● WORK REQUEST
Please filter the listing below and copy out the lines that hold "name".

● EXERCISE INPUT
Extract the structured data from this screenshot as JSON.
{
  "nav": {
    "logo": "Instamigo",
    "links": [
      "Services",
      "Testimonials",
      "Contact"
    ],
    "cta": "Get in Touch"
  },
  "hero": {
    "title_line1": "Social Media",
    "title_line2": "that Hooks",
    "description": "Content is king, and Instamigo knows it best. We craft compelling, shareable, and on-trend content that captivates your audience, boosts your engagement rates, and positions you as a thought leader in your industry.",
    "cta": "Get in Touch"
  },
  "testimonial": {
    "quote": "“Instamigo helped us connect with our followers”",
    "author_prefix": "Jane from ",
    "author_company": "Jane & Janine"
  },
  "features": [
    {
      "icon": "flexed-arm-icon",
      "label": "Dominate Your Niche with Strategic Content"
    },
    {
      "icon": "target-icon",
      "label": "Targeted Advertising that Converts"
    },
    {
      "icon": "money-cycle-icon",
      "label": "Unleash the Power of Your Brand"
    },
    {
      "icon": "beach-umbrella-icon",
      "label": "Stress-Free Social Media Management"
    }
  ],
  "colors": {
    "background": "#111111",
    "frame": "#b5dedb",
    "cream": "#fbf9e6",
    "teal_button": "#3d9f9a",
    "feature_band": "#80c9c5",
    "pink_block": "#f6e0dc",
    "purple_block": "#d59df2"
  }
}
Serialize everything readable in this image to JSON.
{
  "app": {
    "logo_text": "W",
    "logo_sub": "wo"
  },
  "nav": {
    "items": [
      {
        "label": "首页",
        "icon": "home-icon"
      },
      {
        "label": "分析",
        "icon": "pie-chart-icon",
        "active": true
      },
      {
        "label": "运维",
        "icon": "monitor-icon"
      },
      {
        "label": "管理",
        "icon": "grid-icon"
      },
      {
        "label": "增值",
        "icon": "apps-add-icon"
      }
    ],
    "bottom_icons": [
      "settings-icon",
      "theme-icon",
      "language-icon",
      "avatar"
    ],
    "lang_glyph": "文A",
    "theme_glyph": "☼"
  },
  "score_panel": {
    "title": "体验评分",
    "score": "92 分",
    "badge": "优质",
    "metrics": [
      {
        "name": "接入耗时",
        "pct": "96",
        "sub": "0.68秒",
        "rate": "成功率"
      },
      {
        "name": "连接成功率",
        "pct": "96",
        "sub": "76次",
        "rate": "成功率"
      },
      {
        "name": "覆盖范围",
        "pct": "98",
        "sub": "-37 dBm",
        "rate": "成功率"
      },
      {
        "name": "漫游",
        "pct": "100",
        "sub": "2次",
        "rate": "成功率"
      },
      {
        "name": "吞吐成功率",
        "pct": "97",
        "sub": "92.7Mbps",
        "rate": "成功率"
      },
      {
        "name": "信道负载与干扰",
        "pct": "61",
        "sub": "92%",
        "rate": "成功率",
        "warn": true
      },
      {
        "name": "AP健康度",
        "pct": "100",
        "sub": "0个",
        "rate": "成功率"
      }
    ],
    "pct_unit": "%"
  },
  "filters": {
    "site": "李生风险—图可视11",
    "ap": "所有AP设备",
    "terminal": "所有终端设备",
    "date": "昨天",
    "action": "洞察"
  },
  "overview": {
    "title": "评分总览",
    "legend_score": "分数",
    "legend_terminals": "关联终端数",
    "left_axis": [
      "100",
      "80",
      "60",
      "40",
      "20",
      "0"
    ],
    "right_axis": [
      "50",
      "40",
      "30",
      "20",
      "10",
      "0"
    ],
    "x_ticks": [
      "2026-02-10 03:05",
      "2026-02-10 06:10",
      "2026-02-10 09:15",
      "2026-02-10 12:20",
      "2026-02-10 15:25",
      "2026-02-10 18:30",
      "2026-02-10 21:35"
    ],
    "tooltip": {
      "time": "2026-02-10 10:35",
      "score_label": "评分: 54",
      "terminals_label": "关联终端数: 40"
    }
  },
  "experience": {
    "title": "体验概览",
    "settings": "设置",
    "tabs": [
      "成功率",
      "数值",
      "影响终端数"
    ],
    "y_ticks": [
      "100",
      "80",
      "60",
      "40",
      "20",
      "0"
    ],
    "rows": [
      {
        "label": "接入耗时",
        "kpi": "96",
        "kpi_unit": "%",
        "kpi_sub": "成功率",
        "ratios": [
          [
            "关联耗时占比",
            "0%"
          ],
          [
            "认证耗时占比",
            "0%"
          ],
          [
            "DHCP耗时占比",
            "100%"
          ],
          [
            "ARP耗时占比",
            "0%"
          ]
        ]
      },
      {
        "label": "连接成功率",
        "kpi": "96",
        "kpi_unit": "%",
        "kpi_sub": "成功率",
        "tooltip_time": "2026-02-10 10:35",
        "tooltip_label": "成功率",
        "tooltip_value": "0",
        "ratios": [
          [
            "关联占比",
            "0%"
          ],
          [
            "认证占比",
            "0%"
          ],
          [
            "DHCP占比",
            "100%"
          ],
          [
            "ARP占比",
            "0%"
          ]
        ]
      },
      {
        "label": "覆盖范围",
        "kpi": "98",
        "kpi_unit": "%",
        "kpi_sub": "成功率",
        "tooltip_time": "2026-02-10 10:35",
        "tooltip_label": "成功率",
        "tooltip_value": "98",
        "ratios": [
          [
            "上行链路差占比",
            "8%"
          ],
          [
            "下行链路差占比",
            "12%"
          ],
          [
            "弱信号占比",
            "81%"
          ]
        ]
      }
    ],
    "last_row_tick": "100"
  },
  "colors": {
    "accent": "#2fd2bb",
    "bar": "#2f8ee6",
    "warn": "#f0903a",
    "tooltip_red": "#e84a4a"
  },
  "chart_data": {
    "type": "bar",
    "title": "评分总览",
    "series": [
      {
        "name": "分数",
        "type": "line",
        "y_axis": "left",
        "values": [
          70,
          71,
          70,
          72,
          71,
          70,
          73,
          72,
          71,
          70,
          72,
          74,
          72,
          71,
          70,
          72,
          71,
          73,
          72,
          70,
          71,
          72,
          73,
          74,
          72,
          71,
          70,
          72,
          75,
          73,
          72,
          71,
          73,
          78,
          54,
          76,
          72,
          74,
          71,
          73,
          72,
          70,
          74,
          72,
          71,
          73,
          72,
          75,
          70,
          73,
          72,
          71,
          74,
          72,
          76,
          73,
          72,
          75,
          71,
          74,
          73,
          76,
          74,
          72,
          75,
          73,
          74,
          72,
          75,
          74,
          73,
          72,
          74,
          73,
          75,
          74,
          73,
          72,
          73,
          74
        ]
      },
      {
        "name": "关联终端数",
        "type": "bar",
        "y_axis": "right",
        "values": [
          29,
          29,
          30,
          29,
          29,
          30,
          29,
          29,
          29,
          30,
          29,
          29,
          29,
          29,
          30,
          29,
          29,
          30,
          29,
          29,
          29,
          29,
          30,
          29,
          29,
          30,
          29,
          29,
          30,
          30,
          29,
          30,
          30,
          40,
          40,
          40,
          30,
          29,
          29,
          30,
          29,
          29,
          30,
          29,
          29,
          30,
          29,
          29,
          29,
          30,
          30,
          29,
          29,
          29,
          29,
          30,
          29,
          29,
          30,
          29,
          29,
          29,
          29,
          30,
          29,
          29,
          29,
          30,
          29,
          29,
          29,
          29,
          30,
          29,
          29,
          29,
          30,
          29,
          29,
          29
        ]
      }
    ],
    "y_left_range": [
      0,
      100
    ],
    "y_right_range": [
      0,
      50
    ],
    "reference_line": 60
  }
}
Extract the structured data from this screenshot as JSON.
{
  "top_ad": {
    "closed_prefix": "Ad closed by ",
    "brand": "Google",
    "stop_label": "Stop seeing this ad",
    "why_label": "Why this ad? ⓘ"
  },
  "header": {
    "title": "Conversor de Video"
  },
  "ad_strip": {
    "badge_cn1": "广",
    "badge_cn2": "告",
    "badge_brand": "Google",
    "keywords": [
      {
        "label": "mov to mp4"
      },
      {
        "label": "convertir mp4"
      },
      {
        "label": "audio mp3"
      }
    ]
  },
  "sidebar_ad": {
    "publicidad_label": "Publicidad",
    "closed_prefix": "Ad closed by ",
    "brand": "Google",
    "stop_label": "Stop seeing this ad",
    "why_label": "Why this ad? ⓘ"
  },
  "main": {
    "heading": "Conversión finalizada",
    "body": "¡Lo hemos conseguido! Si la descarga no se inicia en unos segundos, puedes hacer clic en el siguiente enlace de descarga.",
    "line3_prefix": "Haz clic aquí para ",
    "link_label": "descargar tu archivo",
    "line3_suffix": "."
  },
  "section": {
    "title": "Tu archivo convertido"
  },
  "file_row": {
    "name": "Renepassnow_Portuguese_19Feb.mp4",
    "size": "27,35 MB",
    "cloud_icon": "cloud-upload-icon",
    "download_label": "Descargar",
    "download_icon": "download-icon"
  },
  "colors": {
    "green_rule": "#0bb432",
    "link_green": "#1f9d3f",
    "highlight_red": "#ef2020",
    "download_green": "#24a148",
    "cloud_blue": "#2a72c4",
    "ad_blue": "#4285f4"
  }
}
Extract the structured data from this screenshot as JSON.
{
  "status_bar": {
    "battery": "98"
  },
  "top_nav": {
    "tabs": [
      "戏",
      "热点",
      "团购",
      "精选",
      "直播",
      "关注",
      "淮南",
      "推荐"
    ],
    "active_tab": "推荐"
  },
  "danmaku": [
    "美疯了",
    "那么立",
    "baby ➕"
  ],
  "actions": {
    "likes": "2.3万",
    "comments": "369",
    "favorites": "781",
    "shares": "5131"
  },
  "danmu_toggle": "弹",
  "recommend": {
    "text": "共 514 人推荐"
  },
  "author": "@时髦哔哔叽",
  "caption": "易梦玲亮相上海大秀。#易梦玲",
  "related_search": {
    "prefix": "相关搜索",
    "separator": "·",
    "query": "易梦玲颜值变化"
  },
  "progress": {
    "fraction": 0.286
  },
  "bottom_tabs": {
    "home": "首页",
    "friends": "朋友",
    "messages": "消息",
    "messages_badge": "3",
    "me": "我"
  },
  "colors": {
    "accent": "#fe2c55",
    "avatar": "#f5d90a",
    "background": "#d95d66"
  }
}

● ANSWER BOX
        "name": "接入耗时",
        "name": "连接成功率",
        "name": "覆盖范围",
        "name": "漫游",
        "name": "吞吐成功率",
        "name": "信道负载与干扰",
        "name": "AP健康度",
        "name": "分数",
        "name": "关联终端数",
    "name": "Renepassnow_Portuguese_19Feb.mp4",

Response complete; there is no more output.